Subscribe to Here’s the Deal, our politics
newsletter for analysis you won’t find anywhere else.
Thank you. Please check your inbox to confirm.
Leave your feedback
MERRIMACK, N.H. | I’ve traveled all over the state of New Hampshire in the past several days, capturing video for the NewsHour of the candidates vying to show their strength in the Republican presidential primary process. But I’ve also spoken with many voters at campaign stops who are undecided or leaning toward one candidate — voters who want to see all their options in-person.
Prospective voters in the state take seriously their opportunity to vet the candidates face-to-face, a privilege that few other voters receive as the campaign season moves on to larger states that are driven largely by television advertising.
Below are three interviews with voters who plan to vote in Tuesday’s Republican primary. The interviews are part of a project called, “Listen To Me,” which will focus on what the electorate thinks is important in the 2012 election and how it views our political process.
First is Valerie Morelli, whom I met at a Rick Santorum stump speech event in Amherst, N.H., where she lives. Morelli plans to vote for Mitt Romney. She thinks President Obama has made the country worse off and looks to Romney’s executive experience, particularly with managing the Salt Lake City Olympic Games, as evidence that he can improve the economy.

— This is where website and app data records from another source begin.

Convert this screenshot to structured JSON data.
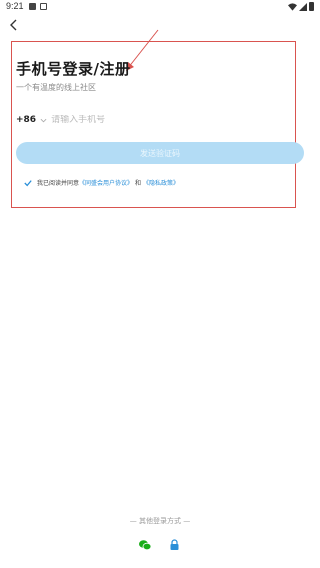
{
  "status_bar": {
    "time": "9:21"
  },
  "header": {
    "title": "手机号登录/注册",
    "subtitle": "一个有温度的线上社区"
  },
  "form": {
    "country_code": "+86",
    "phone_placeholder": "请输入手机号",
    "send_button_label": "发送验证码"
  },
  "agreement": {
    "prefix": "我已阅读并同意",
    "user_agreement": "《同盛会用户协议》",
    "conjunction": "和",
    "privacy_policy": "《隐私政策》"
  },
  "other_login": {
    "label": "— 其他登录方式 —",
    "methods": [
      "wechat-icon",
      "lock-icon"
    ]
  },
  "colors": {
    "accent": "#2a8fd8",
    "button_disabled": "#b3dcf5",
    "annotation": "#d9534f",
    "wechat_green": "#1aad19"
  }
}
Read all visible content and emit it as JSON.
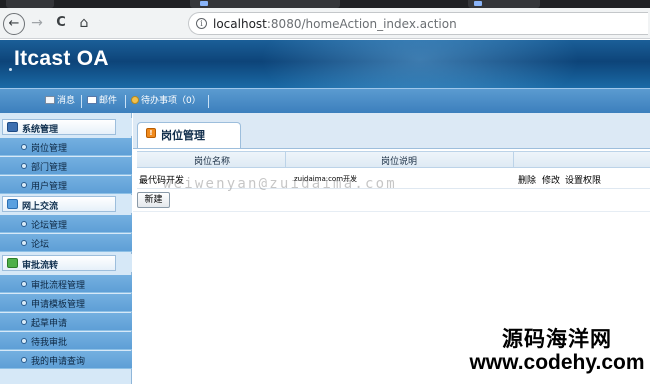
{
  "browser": {
    "address": {
      "host": "localhost",
      "path": ":8080/homeAction_index.action"
    }
  },
  "header": {
    "app_title": "Itcast OA",
    "quick_links": [
      {
        "label": "消息",
        "icon": "message-icon"
      },
      {
        "label": "邮件",
        "icon": "mail-icon"
      },
      {
        "label": "待办事项（0）",
        "icon": "todo-icon"
      }
    ]
  },
  "sidebar": {
    "groups": [
      {
        "label": "系统管理",
        "icon": "system-icon",
        "items": [
          "岗位管理",
          "部门管理",
          "用户管理"
        ]
      },
      {
        "label": "网上交流",
        "icon": "chat-icon",
        "items": [
          "论坛管理",
          "论坛"
        ]
      },
      {
        "label": "审批流转",
        "icon": "workflow-icon",
        "items": [
          "审批流程管理",
          "申请模板管理",
          "起草申请",
          "待我审批",
          "我的申请查询"
        ]
      }
    ]
  },
  "main": {
    "title": "岗位管理",
    "table": {
      "columns": [
        "岗位名称",
        "岗位说明"
      ],
      "rows": [
        {
          "name": "最代码开发",
          "desc": "zuidaima.com开发",
          "actions": [
            "删除",
            "修改",
            "设置权限"
          ]
        }
      ]
    },
    "new_button": "新建"
  },
  "overlay": {
    "watermark": "weiwenyan@zuidaima.com",
    "site_name": "源码海洋网",
    "site_url": "www.codehy.com"
  },
  "colors": {
    "header_blue": "#0d4479",
    "sidebar_item": "#6aa8dc",
    "sidebar_bg": "#d6e8f7",
    "title_icon": "#f08a1d"
  }
}
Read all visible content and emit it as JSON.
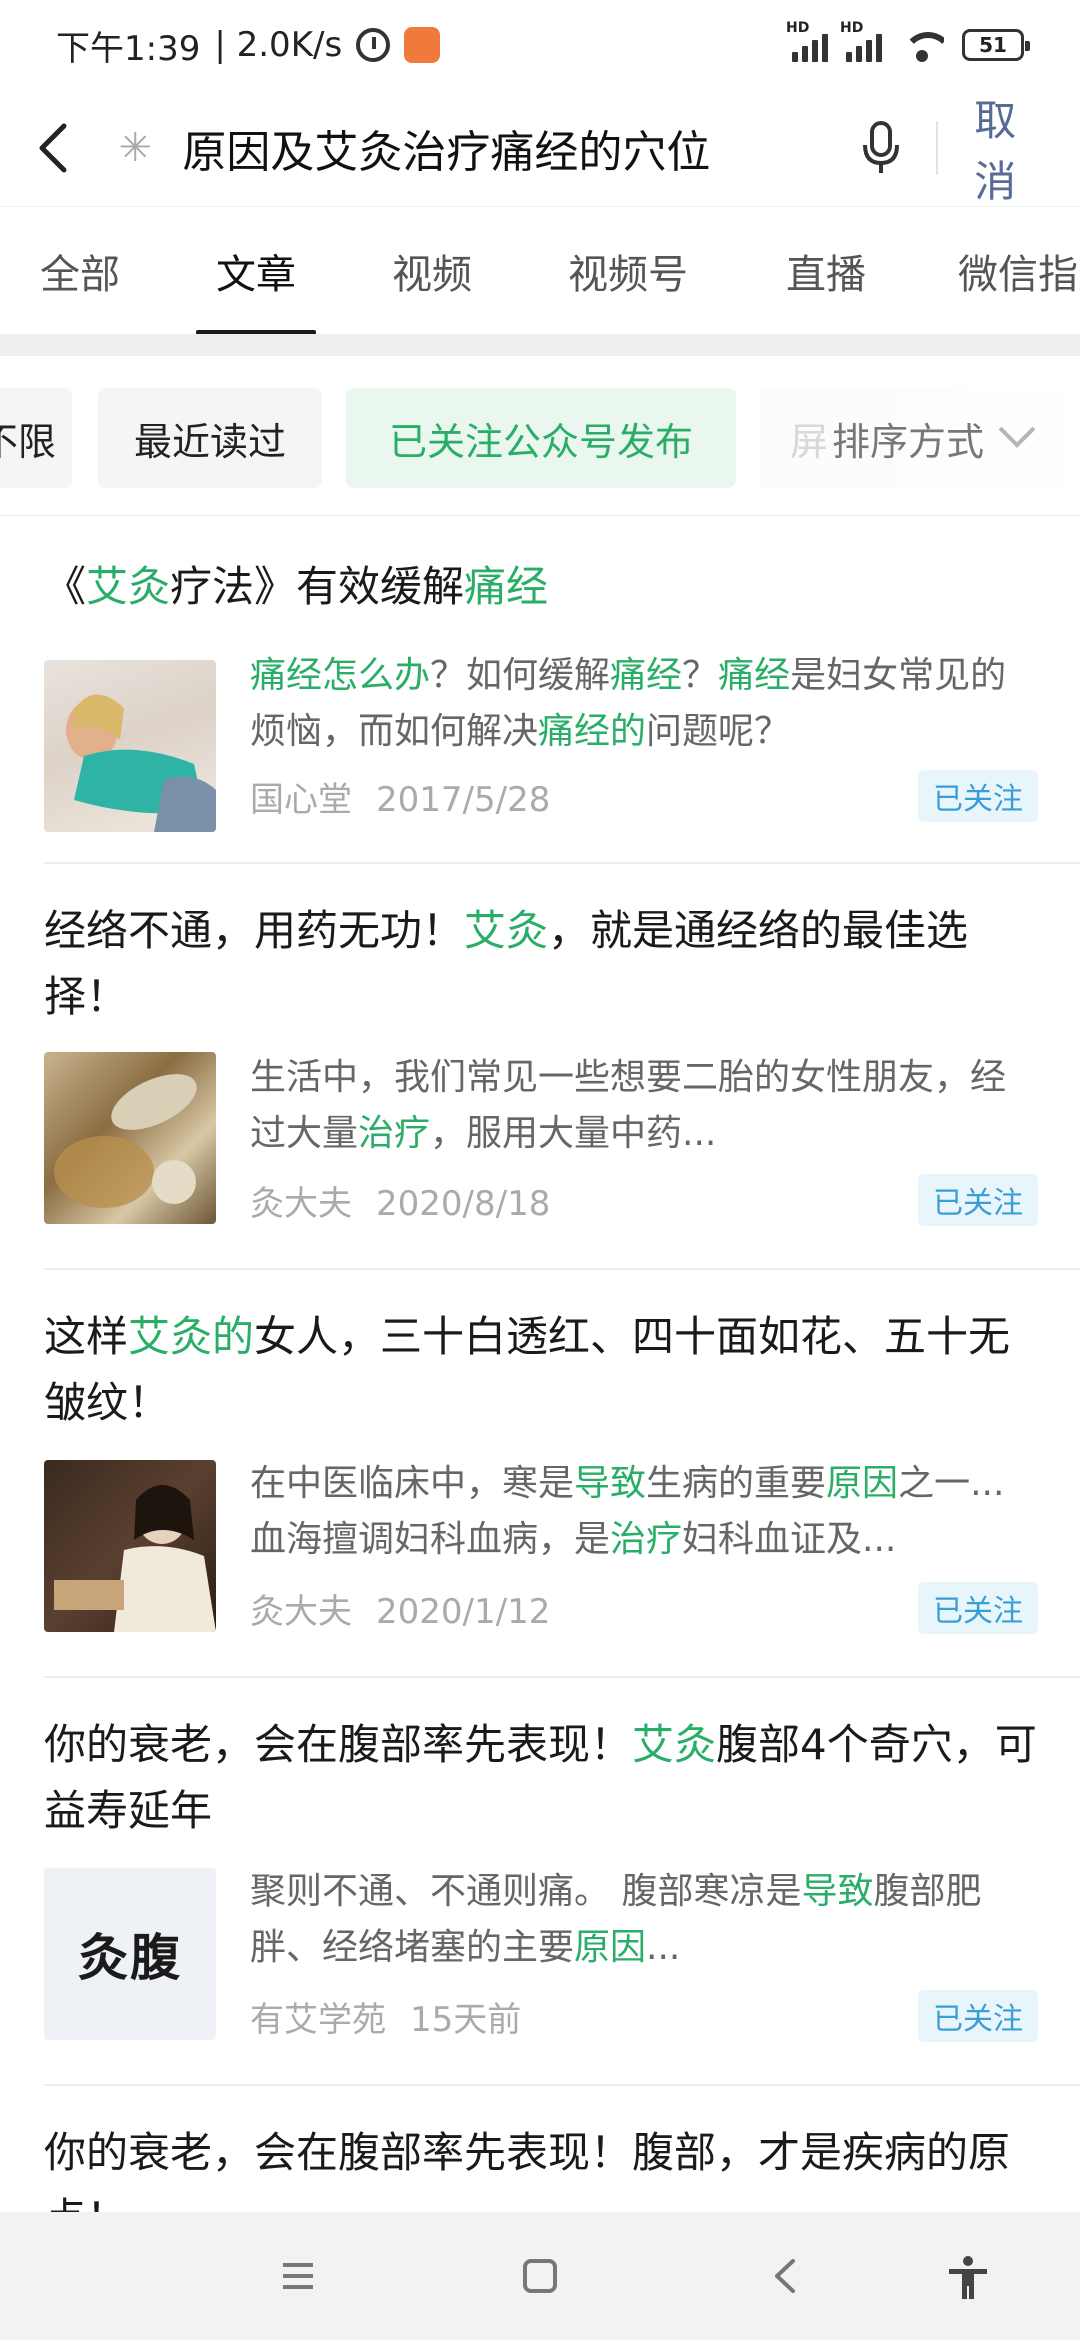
{
  "status_bar": {
    "time": "下午1:39",
    "speed": "| 2.0K/s",
    "hd_label": "HD",
    "battery": "51"
  },
  "search": {
    "back_icon": "back-arrow-icon",
    "clear_icon": "clear-icon",
    "query": "原因及艾灸治疗痛经的穴位",
    "mic_icon": "microphone-icon",
    "cancel_label": "取消"
  },
  "tabs": [
    "全部",
    "文章",
    "视频",
    "视频号",
    "直播",
    "微信指数"
  ],
  "active_tab": "文章",
  "filters": {
    "chips": [
      "不限",
      "最近读过",
      "已关注公众号发布"
    ],
    "active_chip": "已关注公众号发布",
    "sort_label": "排序方式",
    "sort_fade_char": "屏"
  },
  "results": [
    {
      "title_parts": [
        {
          "t": "《",
          "hl": false
        },
        {
          "t": "艾灸",
          "hl": true
        },
        {
          "t": "疗法》有效缓解",
          "hl": false
        },
        {
          "t": "痛经",
          "hl": true
        }
      ],
      "snippet_parts": [
        {
          "t": "痛经怎么办",
          "hl": true
        },
        {
          "t": "？如何缓解",
          "hl": false
        },
        {
          "t": "痛经",
          "hl": true
        },
        {
          "t": "？",
          "hl": false
        },
        {
          "t": "痛经",
          "hl": true
        },
        {
          "t": "是妇女常见的烦恼，而如何解决",
          "hl": false
        },
        {
          "t": "痛经的",
          "hl": true
        },
        {
          "t": "问题呢？",
          "hl": false
        }
      ],
      "source": "国心堂",
      "date": "2017/5/28",
      "badge": "已关注"
    },
    {
      "title_parts": [
        {
          "t": "经络不通，用药无功！",
          "hl": false
        },
        {
          "t": "艾灸",
          "hl": true
        },
        {
          "t": "，就是通经络的最佳选择！",
          "hl": false
        }
      ],
      "snippet_parts": [
        {
          "t": "生活中，我们常见一些想要二胎的女性朋友，经过大量",
          "hl": false
        },
        {
          "t": "治疗",
          "hl": true
        },
        {
          "t": "，服用大量中药...",
          "hl": false
        }
      ],
      "source": "灸大夫",
      "date": "2020/8/18",
      "badge": "已关注"
    },
    {
      "title_parts": [
        {
          "t": "这样",
          "hl": false
        },
        {
          "t": "艾灸的",
          "hl": true
        },
        {
          "t": "女人，三十白透红、四十面如花、五十无皱纹！",
          "hl": false
        }
      ],
      "snippet_parts": [
        {
          "t": "在中医临床中，寒是",
          "hl": false
        },
        {
          "t": "导致",
          "hl": true
        },
        {
          "t": "生病的重要",
          "hl": false
        },
        {
          "t": "原因",
          "hl": true
        },
        {
          "t": "之一...血海擅调妇科血病，是",
          "hl": false
        },
        {
          "t": "治疗",
          "hl": true
        },
        {
          "t": "妇科血证及...",
          "hl": false
        }
      ],
      "source": "灸大夫",
      "date": "2020/1/12",
      "badge": "已关注"
    },
    {
      "title_parts": [
        {
          "t": "你的衰老，会在腹部率先表现！",
          "hl": false
        },
        {
          "t": "艾灸",
          "hl": true
        },
        {
          "t": "腹部4个奇穴，可益寿延年",
          "hl": false
        }
      ],
      "snippet_parts": [
        {
          "t": "聚则不通、不通则痛。 腹部寒凉是",
          "hl": false
        },
        {
          "t": "导致",
          "hl": true
        },
        {
          "t": "腹部肥胖、经络堵塞的主要",
          "hl": false
        },
        {
          "t": "原因",
          "hl": true
        },
        {
          "t": "...",
          "hl": false
        }
      ],
      "source": "有艾学苑",
      "date": "15天前",
      "badge": "已关注",
      "thumb_text": "灸腹"
    },
    {
      "title_parts": [
        {
          "t": "你的衰老，会在腹部率先表现！腹部，才是疾病的原点！",
          "hl": false
        }
      ]
    }
  ],
  "nav": {
    "menu_icon": "menu-icon",
    "home_icon": "home-icon",
    "back_icon": "back-icon",
    "accessibility_icon": "accessibility-icon"
  },
  "colors": {
    "highlight": "#2aae67",
    "cancel": "#576b95",
    "badge_text": "#3a9ed6",
    "badge_bg": "#e8f6fb"
  }
}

Next is Joe Raczek of Nashua. He was at a Newt Gingrich event at a Mexican restaurant in Manchester. Raczek is trying to pick between Romney, Rick Perry and Ron Paul, but his main issue isn’t the economy. Raczek said he wants the country to get out of Afghanistan and figures that the president will have more influence over such a foreign policy decision than he or she would over the economy.

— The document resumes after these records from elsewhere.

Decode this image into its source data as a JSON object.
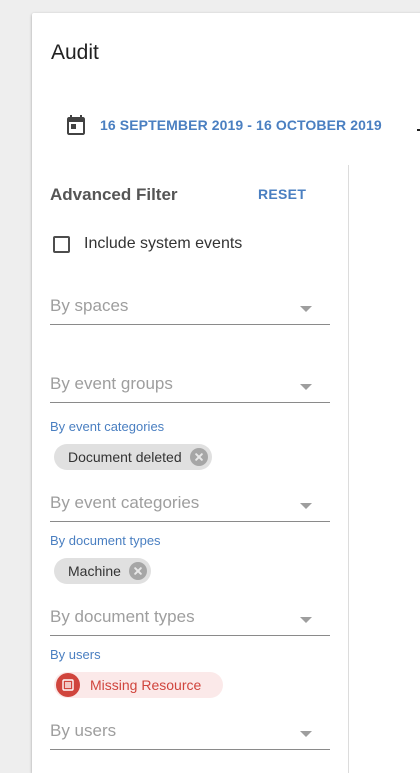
{
  "page": {
    "title": "Audit"
  },
  "date_range": {
    "icon": "calendar-icon",
    "text": "16 SEPTEMBER 2019 - 16 OCTOBER 2019"
  },
  "filter": {
    "title": "Advanced Filter",
    "reset_label": "RESET",
    "include_system_events": {
      "label": "Include system events",
      "checked": false
    },
    "by_spaces": {
      "placeholder": "By spaces"
    },
    "by_event_groups": {
      "placeholder": "By event groups"
    },
    "by_event_categories": {
      "label": "By event categories",
      "chips": [
        "Document deleted"
      ],
      "placeholder": "By event categories"
    },
    "by_document_types": {
      "label": "By document types",
      "chips": [
        "Machine"
      ],
      "placeholder": "By document types"
    },
    "by_users": {
      "label": "By users",
      "chips": [
        "Missing Resource"
      ],
      "placeholder": "By users"
    }
  },
  "colors": {
    "accent": "#4a7fc1",
    "error": "#d0453d",
    "error_bg": "#fbe9e9",
    "chip_bg": "#e0e0e0"
  }
}
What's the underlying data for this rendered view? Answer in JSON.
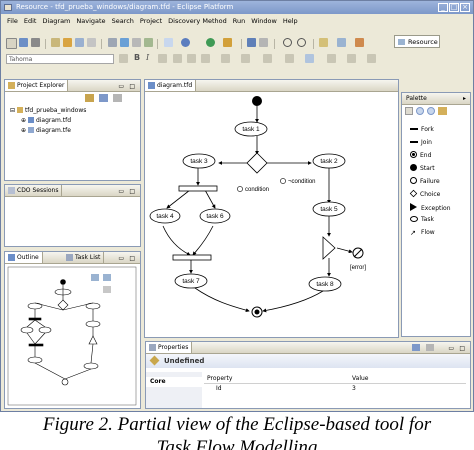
{
  "window": {
    "title": "Resource - tfd_prueba_windows/diagram.tfd - Eclipse Platform"
  },
  "menu": [
    "File",
    "Edit",
    "Diagram",
    "Navigate",
    "Search",
    "Project",
    "Discovery Method",
    "Run",
    "Window",
    "Help"
  ],
  "toolbar": {
    "font_name": "Tahoma",
    "perspective_label": "Resource"
  },
  "project_explorer": {
    "tab_label": "Project Explorer",
    "items": [
      "tfd_prueba_windows",
      "diagram.tfd",
      "diagram.tfe"
    ]
  },
  "cdo": {
    "tab_label": "CDO Sessions"
  },
  "outline": {
    "tab_label": "Outline",
    "task_tab_label": "Task List"
  },
  "editor": {
    "tab_label": "diagram.tfd",
    "nodes": {
      "task1": "task 1",
      "task2": "task 2",
      "task3": "task 3",
      "task4": "task 4",
      "task5": "task 5",
      "task6": "task 6",
      "task7": "task 7",
      "task8": "task 8"
    },
    "labels": {
      "condition": "condition",
      "not_condition": "¬condition",
      "error": "[error]"
    }
  },
  "palette": {
    "title": "Palette",
    "items": [
      "Fork",
      "Join",
      "End",
      "Start",
      "Failure",
      "Choice",
      "Exception",
      "Task",
      "Flow"
    ]
  },
  "properties": {
    "tab_label": "Properties",
    "header": "Undefined",
    "section": "Core",
    "col_property": "Property",
    "col_value": "Value",
    "row_property": "Id",
    "row_value": "3"
  },
  "caption": {
    "line1": "Figure 2. Partial view of the Eclipse-based tool for",
    "line2": "Task Flow Modelling"
  },
  "colors": {
    "titlebar": "#7d98c9",
    "chrome": "#ece9d8",
    "panel_border": "#8a9ab5"
  }
}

And finally, we have David Girard, who I also spoke with at the Gingrich event in Manchester. David is from Goffstown and has narrowed his choices down to Gingrich or Santorum. As a Catholic, Girard said faith is an important part of his decision. He feels that the importance of religious faith has been diminished under President Obama.
We will have more of these interviews with voters as the NewsHour travels to South Carolina, then Florida, as the 2012 Republican primary race continues. Stay tuned.

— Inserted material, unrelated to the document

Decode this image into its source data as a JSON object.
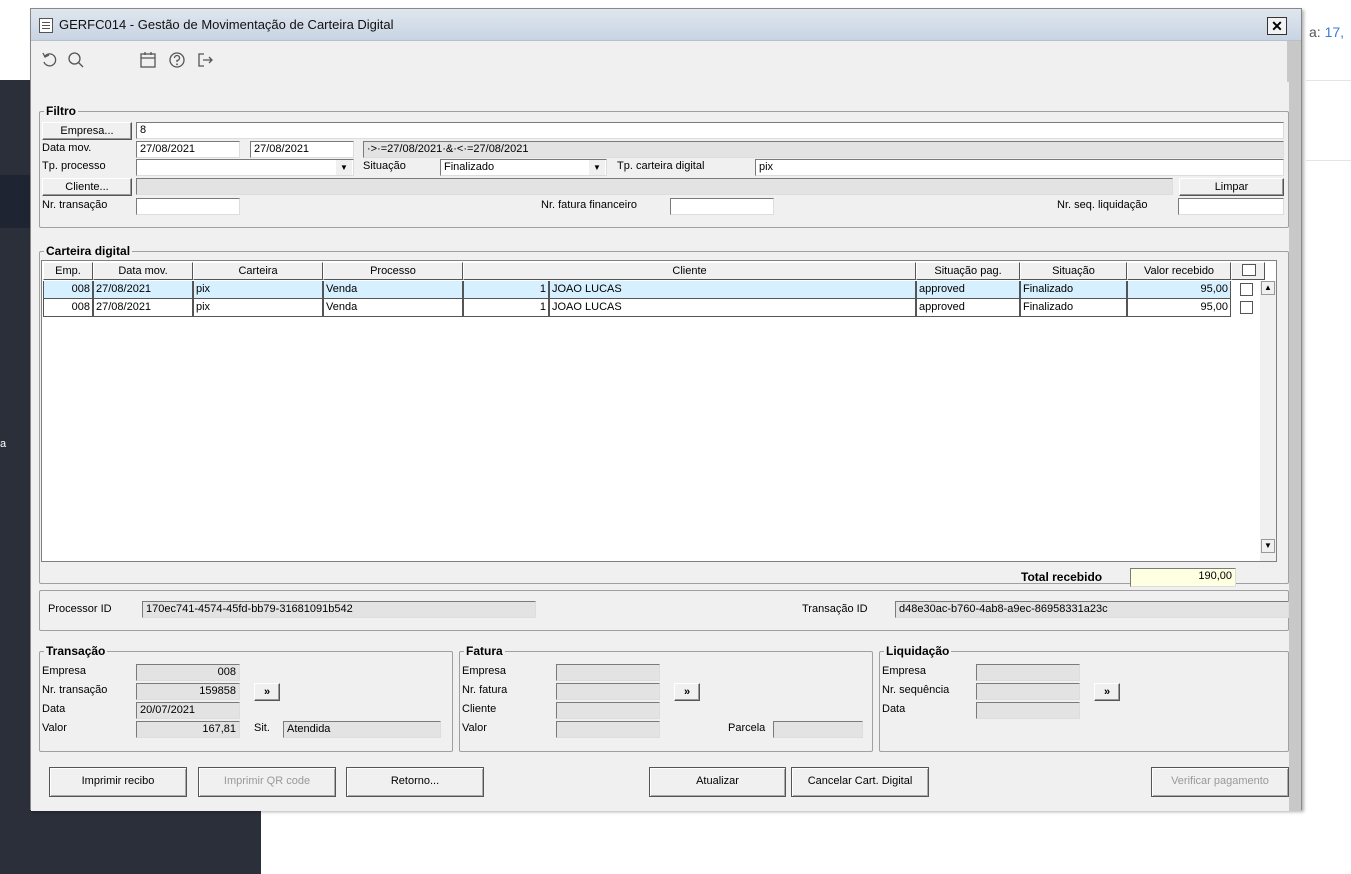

With video editing by Justin Scuiletti
Quinn Bowman is PBS NewsHour's Capitol Hill producer.
Support Provided By: